DATA SECTION:
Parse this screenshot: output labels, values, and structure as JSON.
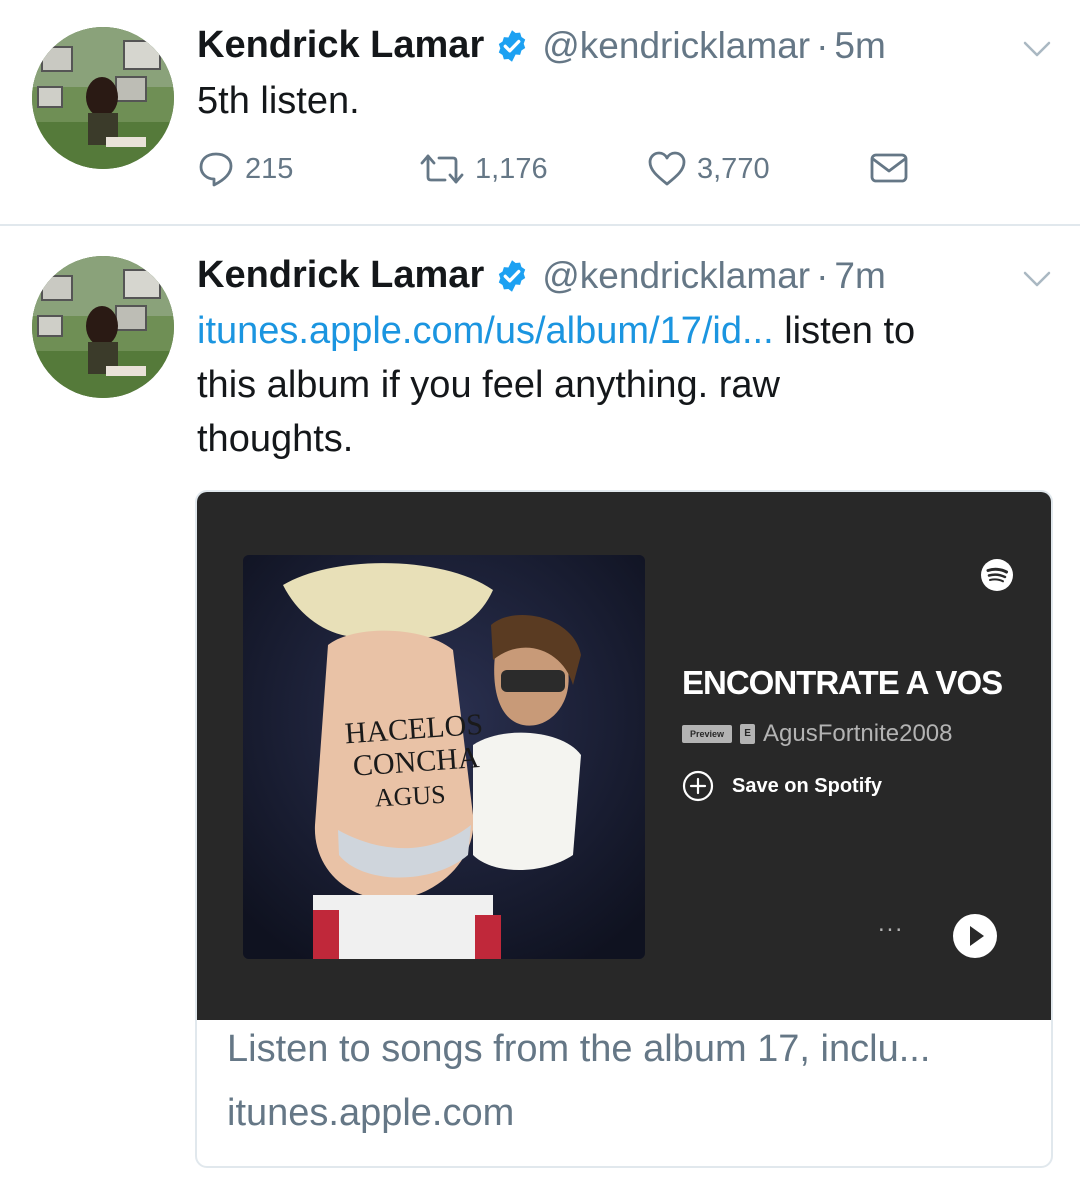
{
  "tweets": [
    {
      "author_name": "Kendrick Lamar",
      "handle": "@kendricklamar",
      "separator": "·",
      "time": "5m",
      "text": "5th listen.",
      "actions": {
        "replies": "215",
        "retweets": "1,176",
        "likes": "3,770"
      }
    },
    {
      "author_name": "Kendrick Lamar",
      "handle": "@kendricklamar",
      "separator": "·",
      "time": "7m",
      "link_text": "itunes.apple.com/us/album/17/id...",
      "text_line1_rest": " listen to",
      "text_line2": "this album if you feel anything. raw",
      "text_line3": "thoughts.",
      "card": {
        "cover_text": [
          "HACELOS",
          "CONCHA",
          "AGUS"
        ],
        "track_title": "ENCONTRATE A VOS",
        "preview_label": "Preview",
        "explicit_label": "E",
        "artist": "AgusFortnite2008",
        "save_label": "Save on Spotify",
        "more_label": "...",
        "description": "Listen to songs from the album 17, inclu...",
        "domain": "itunes.apple.com"
      }
    }
  ],
  "colors": {
    "link": "#1b95e0",
    "muted": "#657786",
    "verified": "#1da1f2",
    "player_bg": "#282828"
  },
  "icons": [
    "verified-badge-icon",
    "chevron-down-icon",
    "reply-icon",
    "retweet-icon",
    "like-icon",
    "dm-icon",
    "spotify-logo-icon",
    "add-circle-icon",
    "play-icon"
  ]
}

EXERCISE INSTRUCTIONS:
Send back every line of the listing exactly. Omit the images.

RESPONSE AREA:
Parse this screenshot: output labels, values, and structure as JSON.
{
  "tweets": [
    {
      "author_name": "Kendrick Lamar",
      "handle": "@kendricklamar",
      "separator": "·",
      "time": "5m",
      "text": "5th listen.",
      "actions": {
        "replies": "215",
        "retweets": "1,176",
        "likes": "3,770"
      }
    },
    {
      "author_name": "Kendrick Lamar",
      "handle": "@kendricklamar",
      "separator": "·",
      "time": "7m",
      "link_text": "itunes.apple.com/us/album/17/id...",
      "text_line1_rest": " listen to",
      "text_line2": "this album if you feel anything. raw",
      "text_line3": "thoughts.",
      "card": {
        "cover_text": [
          "HACELOS",
          "CONCHA",
          "AGUS"
        ],
        "track_title": "ENCONTRATE A VOS",
        "preview_label": "Preview",
        "explicit_label": "E",
        "artist": "AgusFortnite2008",
        "save_label": "Save on Spotify",
        "more_label": "...",
        "description": "Listen to songs from the album 17, inclu...",
        "domain": "itunes.apple.com"
      }
    }
  ],
  "colors": {
    "link": "#1b95e0",
    "muted": "#657786",
    "verified": "#1da1f2",
    "player_bg": "#282828"
  },
  "icons": [
    "verified-badge-icon",
    "chevron-down-icon",
    "reply-icon",
    "retweet-icon",
    "like-icon",
    "dm-icon",
    "spotify-logo-icon",
    "add-circle-icon",
    "play-icon"
  ]
}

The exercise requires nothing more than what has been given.